New LWF member: Augustinian Lutheran Church of Guatemala
“We enjoy sharing God’s good news”
(LWI) - As a small church comprising predominantly indigenous people, the Augustinian Lutheran Church of Guatemala (ILAG) values its focus on education, peace and justice, because these are relevant issues for many marginalized groups in the country. It is a simple but solid foundational basis for the church’s ministry, says ILAG president Rev. Karen Castillo Echeverría.
“Education liberates people. Our ministry is based on education. When people learn about their human rights, the Bible, God and his grace, they change. People grow first to know God as mercy and not as a God who punishes people,” she explains.
“We enjoy sharing God’s good news, sharing a God of peace, love and mercy in a country that by tradition has a God of punishment and revenge,” says Castillo. “We show there is a God who is within us not in heaven, a God of peace and justice.”
Most of ILAG’s 18 congregations are made up of Kekchi ethnic people or other ethnic groups, or are people who returned to Guatemala after the 36-year civil war. When the war ended in 1996, the Lutheran church accompanied returnees to places assigned by the government. In 1998, mission work began in La Esmeralda Dolores, in Petén, with 14 other churches emerging soon after.
In addition to cultural and linguistic differences, the challenge of integrating those who had fled the civil war compounds ILAG’s work. For example, those who sought refuge in Mexico largely lost their Guatemalan identity, and upon return home, they were not taught how to survive. “Guatemala lived in conflict for 36 years before peace accords were signed. Was that the end? No, it wasn’t. Peace needs to be built, nobody taught us how to live in peace,” Castillo adds.
LWF membership brings visibility
At its 2018 meeting, the LWF Council accepted the church as a new member of the global communion, which brings with it recognition of its status as a Lutheran church, Castillo recalls.
At 3,000 members, ILAG is a small church in a country of 17 million, making it difficult to be visible. “Plus, we have no resources and our people are not well educated. Adding our work with indigenous people, adding our work for women, it’s like digging a deep hole.”
“To be part of something bigger reinforces our Lutheran identity, especially in indigenous communities that are far away. It acknowledges the service of the church in God's mission for over 29 years and gives the church presence and greater credibility before the government and the rest of society.”
To be part of something bigger reinforces our Lutheran identity, especially in indigenous communities that are far away. It acknowledges the service of the church in God's mission for over 29 years and gives the church presence and greater credibility before the government and the rest of society.

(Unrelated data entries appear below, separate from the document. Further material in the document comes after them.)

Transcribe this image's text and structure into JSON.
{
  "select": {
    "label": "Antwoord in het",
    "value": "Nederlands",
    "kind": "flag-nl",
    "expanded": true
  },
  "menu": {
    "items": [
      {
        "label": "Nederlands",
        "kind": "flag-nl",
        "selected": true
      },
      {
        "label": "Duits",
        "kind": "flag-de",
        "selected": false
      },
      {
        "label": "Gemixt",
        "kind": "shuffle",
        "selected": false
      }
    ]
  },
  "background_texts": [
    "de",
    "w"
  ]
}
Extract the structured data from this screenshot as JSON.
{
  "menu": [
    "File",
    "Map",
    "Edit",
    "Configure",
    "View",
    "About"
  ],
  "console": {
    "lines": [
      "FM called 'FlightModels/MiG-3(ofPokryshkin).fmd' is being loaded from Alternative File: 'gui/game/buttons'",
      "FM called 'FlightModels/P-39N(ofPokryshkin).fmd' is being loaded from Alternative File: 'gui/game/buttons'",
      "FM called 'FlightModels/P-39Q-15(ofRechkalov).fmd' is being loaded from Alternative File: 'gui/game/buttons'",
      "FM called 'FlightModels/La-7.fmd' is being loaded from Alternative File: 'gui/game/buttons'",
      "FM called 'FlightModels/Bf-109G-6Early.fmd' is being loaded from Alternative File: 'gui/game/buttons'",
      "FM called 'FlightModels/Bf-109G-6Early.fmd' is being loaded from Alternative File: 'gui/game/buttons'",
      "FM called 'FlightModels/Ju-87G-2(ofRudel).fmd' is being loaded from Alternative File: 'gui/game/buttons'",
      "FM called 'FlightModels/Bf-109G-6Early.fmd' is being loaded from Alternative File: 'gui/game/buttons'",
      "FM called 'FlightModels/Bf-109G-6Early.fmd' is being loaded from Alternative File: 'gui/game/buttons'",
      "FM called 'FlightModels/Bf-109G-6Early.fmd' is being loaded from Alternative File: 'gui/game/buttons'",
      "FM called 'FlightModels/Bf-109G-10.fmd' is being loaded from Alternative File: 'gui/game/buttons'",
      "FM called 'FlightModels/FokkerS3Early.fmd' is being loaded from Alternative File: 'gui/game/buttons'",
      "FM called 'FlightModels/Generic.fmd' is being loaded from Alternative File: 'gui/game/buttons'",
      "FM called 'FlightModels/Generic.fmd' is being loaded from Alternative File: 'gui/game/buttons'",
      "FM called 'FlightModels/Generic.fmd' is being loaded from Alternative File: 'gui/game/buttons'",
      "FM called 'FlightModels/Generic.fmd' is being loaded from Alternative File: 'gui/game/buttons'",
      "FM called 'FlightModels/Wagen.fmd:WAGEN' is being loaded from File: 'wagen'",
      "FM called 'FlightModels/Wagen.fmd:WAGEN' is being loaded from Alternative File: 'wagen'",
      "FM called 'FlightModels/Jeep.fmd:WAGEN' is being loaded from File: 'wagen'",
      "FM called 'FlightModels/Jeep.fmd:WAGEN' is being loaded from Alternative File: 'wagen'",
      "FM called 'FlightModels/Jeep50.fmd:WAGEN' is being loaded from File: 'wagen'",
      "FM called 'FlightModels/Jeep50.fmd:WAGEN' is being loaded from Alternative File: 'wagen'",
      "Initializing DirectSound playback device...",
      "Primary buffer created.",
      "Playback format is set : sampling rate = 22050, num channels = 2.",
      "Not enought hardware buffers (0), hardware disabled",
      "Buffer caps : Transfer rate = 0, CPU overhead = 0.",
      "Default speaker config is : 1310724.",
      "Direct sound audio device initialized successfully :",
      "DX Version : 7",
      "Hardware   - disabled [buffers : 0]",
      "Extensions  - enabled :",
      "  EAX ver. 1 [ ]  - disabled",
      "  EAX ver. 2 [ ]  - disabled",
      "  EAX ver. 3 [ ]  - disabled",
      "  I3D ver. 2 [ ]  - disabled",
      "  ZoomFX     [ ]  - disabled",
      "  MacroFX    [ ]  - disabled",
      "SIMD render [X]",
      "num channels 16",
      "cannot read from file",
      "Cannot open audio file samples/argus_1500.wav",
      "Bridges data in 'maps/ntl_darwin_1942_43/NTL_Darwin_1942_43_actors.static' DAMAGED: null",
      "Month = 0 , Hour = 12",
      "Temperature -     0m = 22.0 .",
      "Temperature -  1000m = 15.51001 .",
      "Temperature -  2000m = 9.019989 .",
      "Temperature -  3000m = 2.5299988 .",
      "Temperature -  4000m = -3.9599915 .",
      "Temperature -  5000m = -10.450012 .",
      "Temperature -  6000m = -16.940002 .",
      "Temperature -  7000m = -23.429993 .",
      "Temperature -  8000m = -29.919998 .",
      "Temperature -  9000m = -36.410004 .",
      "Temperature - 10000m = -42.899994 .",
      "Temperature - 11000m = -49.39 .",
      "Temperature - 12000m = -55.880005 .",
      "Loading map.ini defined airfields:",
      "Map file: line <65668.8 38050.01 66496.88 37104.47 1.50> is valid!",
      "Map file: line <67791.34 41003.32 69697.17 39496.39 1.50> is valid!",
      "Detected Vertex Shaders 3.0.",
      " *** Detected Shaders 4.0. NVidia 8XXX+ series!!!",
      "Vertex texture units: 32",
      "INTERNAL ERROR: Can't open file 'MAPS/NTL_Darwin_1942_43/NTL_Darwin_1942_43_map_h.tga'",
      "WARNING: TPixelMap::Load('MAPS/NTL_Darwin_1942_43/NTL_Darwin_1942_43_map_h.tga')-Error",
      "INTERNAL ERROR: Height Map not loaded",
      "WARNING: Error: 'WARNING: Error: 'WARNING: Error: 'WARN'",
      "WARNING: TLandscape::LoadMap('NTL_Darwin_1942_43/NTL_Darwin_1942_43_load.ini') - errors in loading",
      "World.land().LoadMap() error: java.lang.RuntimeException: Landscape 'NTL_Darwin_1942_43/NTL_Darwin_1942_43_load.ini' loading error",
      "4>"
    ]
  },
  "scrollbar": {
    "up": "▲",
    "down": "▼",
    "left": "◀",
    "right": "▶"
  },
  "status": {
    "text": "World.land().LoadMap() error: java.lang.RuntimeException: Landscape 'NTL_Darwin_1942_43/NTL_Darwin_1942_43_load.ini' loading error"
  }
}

The church has had to defend itself against accusations from other denominations that the Lutheran church simply does not exist because Lutheranism is not well-known in Guatemala. Lack of recognition is compounded by the fact that the church president is a woman. Female pastors are uncommon in Guatemala.
“Now our presence is visible in a society where people who are any mix of indigenous, poor, uneducated and marginalized are invisible. Our position about it is to be kind, not fight back, just show love and be kind.”
Strong focus on education
ILAG began its pastoral and social work with people living in marginal suburbs of Guatemala City. A strong focus on education runs through all its ministries.
“We enjoy teaching. Through communicating and facilitating, people can discover they can reach God by themselves, that they are worthy,” Castillo says.
In 1993 the church founded a primary school in the city’s La Isla neighborhood. Three years later, it opened a second school in El Mirador Boca del Monte for children aged four to 15.
Other major areas of ministry are leadership development, work with women, primary health promotion and volunteer health workers, Sunday school and elementary school, musical training and developing relationships with synods and individual churches. At the church’s Milagro center, young indigenous women learn skills to ensure they can be self-sufficient and not need to marry young.
With pastoral work growing in rural areas among indigenous youth and young families, ILAG enhances the ability of the indigenous Maya-Kekchi to rediscover faith. The Lutheran church has empowered young leaders, especially Maya-Kekchi native language speakers in different activities.